(Interface dataset entries)
+ + + +
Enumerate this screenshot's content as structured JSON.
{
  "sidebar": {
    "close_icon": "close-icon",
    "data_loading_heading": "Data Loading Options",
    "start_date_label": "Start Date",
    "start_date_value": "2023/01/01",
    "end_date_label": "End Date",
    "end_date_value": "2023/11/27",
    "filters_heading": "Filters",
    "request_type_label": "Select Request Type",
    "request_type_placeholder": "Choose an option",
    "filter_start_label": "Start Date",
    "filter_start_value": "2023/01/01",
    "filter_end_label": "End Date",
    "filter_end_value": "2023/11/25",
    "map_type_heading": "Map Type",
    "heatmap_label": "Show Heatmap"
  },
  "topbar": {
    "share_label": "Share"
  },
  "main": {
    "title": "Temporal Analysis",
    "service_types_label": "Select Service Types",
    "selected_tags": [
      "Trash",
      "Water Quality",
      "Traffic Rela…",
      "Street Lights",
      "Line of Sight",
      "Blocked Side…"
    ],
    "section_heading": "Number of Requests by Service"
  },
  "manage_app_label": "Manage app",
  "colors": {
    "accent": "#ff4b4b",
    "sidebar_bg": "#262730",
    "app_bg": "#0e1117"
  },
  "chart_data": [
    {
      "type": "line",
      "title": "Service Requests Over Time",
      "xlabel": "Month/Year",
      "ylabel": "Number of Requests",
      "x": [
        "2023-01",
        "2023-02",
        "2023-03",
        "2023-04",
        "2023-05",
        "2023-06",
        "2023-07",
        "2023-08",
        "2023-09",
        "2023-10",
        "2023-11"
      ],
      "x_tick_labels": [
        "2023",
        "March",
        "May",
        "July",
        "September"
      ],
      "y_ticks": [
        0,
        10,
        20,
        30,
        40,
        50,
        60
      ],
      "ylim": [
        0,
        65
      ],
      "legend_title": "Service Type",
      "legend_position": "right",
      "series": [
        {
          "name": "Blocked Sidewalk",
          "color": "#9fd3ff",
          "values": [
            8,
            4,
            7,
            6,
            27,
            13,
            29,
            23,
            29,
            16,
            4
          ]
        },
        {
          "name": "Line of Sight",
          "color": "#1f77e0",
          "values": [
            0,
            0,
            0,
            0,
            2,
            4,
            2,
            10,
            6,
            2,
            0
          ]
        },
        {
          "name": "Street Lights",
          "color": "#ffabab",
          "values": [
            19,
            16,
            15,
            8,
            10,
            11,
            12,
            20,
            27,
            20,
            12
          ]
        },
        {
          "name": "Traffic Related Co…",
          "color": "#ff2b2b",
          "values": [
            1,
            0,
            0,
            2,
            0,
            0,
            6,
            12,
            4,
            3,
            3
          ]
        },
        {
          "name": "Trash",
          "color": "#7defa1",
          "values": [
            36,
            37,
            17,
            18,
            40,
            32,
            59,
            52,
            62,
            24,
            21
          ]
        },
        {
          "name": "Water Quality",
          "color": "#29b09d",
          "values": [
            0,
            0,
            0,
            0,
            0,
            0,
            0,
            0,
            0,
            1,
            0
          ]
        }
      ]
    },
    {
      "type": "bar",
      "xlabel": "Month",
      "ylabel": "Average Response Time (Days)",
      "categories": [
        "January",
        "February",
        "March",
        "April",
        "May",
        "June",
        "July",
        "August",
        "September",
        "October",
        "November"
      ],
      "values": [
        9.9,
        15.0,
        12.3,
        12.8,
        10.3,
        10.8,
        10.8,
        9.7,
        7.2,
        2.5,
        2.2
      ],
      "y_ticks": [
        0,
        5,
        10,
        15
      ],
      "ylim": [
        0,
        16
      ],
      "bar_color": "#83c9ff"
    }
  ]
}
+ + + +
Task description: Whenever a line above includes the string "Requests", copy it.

Response area:
    "section_heading": "Number of Requests by Service"
      "title": "Service Requests Over Time",
      "ylabel": "Number of Requests",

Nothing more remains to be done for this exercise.